(Data to use begins)
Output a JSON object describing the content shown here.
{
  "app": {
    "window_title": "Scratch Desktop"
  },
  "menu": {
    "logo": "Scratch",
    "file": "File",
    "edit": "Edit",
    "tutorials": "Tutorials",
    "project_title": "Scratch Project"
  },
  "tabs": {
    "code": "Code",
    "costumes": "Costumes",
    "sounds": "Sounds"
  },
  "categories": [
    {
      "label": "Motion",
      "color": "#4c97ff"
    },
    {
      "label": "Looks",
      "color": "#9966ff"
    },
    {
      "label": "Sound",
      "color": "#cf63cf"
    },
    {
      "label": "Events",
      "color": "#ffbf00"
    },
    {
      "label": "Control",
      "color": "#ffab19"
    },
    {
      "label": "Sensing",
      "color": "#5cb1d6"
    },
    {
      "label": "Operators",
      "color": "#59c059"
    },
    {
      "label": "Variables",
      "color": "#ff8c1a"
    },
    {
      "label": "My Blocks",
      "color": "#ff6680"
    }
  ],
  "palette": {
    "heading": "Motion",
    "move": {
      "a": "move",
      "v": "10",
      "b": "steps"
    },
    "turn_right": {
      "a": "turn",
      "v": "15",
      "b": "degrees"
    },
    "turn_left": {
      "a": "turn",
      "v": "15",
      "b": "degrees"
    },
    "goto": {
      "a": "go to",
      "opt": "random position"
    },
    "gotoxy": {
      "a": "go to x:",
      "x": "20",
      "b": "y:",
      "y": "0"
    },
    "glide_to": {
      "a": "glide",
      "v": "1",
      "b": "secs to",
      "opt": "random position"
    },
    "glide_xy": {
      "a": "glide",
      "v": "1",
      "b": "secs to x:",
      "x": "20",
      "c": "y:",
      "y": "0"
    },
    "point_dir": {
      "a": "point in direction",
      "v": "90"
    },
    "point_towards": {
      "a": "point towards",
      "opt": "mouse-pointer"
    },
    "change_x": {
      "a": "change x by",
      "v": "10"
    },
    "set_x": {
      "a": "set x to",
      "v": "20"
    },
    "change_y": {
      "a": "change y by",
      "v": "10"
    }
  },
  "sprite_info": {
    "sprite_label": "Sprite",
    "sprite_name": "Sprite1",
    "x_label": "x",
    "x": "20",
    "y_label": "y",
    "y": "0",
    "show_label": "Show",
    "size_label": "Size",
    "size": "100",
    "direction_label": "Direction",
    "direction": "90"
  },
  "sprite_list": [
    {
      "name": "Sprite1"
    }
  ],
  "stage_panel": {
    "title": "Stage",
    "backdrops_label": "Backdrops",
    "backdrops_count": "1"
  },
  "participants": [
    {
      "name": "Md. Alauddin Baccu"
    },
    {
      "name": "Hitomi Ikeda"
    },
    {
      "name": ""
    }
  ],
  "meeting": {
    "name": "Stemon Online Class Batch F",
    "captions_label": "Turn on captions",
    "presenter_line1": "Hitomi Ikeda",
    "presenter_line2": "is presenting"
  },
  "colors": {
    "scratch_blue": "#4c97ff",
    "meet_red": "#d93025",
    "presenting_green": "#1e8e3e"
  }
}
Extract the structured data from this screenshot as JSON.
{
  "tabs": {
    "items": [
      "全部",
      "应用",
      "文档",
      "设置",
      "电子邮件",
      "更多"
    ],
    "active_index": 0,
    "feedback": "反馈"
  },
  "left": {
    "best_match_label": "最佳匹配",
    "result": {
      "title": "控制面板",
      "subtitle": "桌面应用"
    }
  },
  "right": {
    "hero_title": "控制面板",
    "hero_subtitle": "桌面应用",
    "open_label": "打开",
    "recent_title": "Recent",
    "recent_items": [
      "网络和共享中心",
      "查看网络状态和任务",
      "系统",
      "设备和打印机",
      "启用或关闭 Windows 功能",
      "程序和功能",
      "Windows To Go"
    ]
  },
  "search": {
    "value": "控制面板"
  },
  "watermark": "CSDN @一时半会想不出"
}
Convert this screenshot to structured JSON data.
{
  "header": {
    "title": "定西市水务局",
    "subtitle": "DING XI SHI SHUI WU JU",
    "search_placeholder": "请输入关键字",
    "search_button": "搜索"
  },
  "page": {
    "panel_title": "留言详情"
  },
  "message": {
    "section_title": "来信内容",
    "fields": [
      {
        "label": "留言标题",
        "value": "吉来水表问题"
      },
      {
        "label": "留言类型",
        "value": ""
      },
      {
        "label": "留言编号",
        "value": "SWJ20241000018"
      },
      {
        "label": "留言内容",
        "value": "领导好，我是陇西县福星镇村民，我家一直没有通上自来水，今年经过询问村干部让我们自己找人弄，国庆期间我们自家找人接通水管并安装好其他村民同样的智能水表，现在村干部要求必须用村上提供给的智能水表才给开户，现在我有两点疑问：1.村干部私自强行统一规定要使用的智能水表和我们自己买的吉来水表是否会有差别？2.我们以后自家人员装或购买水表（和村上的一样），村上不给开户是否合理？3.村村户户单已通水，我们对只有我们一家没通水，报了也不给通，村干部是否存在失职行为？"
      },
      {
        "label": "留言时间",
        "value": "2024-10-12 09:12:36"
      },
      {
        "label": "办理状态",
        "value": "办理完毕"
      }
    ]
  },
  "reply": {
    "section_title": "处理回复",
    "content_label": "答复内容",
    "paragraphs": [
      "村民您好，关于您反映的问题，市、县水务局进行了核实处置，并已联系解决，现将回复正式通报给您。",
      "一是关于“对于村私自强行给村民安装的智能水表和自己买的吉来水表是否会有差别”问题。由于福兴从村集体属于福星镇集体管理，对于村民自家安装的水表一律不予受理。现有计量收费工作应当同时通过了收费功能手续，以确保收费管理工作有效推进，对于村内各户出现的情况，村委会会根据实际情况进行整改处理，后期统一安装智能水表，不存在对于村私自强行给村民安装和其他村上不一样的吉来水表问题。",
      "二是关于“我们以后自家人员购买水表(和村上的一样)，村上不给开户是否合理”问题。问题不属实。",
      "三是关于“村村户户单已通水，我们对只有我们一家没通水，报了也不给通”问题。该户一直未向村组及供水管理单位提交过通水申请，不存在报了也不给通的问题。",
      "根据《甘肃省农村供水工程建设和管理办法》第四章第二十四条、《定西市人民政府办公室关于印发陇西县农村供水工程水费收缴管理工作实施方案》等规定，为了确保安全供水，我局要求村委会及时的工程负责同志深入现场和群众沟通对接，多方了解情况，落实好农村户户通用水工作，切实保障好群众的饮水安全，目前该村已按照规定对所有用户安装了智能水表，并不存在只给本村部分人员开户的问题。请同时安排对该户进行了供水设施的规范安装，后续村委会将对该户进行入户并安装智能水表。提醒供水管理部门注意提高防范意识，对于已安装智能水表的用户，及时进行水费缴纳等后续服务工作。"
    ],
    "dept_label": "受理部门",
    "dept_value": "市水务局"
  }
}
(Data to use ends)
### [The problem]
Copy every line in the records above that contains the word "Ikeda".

### [Output for this exercise]
      "name": "Hitomi Ikeda"
    "presenter_line1": "Hitomi Ikeda",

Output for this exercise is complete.